Not content with just performing flat out in a West End show, while in London, she also promoted the work of the National Association of the Advancement of Colored People (NAACP), which if you remember from earlier had been founded by W.E.B. Du Bois – also a friend of Kathleen Easmon. Mills also staged extra performances with the rest of the cast, on top of their West End gig, to support local causes: for wounded servicemen and to raise funds for a children’s hospital in Hackney.
In 1927, Mills had to return to Harlem for appendicitis surgery (also a strange parallel with Easmon) – by this point, she been performing constantly for five years, never missing a performance. She must have been utterly drained – she never fully recovered from the surgery and died shortly after the operation. For her funeral procession, at least 100,000 people are thought to have lined the streets of Harlem. Coupled with the 5,000 crammed into the church for her funeral, plus the 200-piece orchestra and 600-voice choir, just shows what a phenomenal influence she must have been.
“I feel more at home here [in London, compared to Paris]. There is a ring in the London crowd that you don’t hear anywhere else – like the ring in the English sovereign.”Florence Mills
- Easmon Family History, (accessed 19/10/2020)
- ‘Kathleen Mary Easmon Simango’, Wikipedia, (accessed 16/10/2020)
- ‘Black Women of World War One’, The History Press, (accessed 16/10/2020)
- ‘Kathleen Mary Easmon (Simango)’, Historycal Roots, (accessed 17/10/2020)
- L. MacDonald, 1915 The Death of Innocence, (Baltimore, 2000)
- ‘British Empire Exhibition’, Wikipedia, (accessed 22/10/2020)
- ‘1924 British Empire Exhibition’, Open University, (accessed 25/10/2020)
- ‘The British Empire Exhibition, 1924/25’, Brent Council, (accessed 25/10/2020)
- G. Romain, Race, Sexuality and Identity in Britain and Jamaica, (London, 2017)
- B. Egan, Florence Mills: Harlem Jazz Queen, (Lanham, 2004)
- ‘Drawing Over The Colour Line’ lecture, University College London, 11/10/2012, (accessed 27/09/2020)
- ‘Florence Mills’, Wikipedia, (accessed 21/11/2020)

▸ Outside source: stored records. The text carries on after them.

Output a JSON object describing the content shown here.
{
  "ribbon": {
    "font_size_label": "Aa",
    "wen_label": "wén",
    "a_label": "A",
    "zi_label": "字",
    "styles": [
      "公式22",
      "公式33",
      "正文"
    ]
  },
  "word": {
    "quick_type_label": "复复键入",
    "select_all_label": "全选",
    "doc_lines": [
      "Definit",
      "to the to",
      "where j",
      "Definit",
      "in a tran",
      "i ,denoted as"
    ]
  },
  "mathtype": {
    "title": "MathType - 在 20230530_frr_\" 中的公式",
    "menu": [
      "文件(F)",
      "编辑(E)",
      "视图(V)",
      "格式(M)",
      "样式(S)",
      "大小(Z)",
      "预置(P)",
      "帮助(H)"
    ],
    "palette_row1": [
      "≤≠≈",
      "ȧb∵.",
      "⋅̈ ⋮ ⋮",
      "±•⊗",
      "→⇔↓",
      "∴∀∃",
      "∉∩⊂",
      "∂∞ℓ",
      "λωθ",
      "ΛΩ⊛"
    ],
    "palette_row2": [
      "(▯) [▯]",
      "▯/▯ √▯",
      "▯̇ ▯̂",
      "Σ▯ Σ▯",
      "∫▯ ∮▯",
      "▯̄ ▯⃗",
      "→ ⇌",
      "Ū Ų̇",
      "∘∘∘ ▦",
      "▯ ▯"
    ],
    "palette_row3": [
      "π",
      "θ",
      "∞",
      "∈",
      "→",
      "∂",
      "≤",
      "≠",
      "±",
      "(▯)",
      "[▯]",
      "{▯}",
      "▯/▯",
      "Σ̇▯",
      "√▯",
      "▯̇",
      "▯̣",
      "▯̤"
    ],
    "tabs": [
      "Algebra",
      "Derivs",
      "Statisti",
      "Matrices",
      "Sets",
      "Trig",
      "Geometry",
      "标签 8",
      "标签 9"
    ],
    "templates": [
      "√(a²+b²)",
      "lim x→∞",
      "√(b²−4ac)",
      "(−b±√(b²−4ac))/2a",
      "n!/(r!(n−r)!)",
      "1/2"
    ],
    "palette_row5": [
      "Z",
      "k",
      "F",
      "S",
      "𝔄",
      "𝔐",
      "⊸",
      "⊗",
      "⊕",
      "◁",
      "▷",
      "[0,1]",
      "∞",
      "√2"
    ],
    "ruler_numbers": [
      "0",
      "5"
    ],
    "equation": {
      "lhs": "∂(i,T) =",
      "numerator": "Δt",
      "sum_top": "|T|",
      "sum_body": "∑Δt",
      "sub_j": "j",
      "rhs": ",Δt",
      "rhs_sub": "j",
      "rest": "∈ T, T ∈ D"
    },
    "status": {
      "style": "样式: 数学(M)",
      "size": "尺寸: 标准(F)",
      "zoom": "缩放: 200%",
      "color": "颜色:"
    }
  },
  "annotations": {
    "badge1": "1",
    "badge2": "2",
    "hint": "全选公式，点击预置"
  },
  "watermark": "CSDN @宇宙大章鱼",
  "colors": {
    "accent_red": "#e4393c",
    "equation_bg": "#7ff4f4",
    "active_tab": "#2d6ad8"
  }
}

- ‘The Forgotten Fame of Florence Mills’, National Portrait Gallery (Washington), (accessed 30/11/2020)
- ‘Florence Mills, 1896-1927)’, Black Past, 22/09/2018, (accessed 30/11/2020)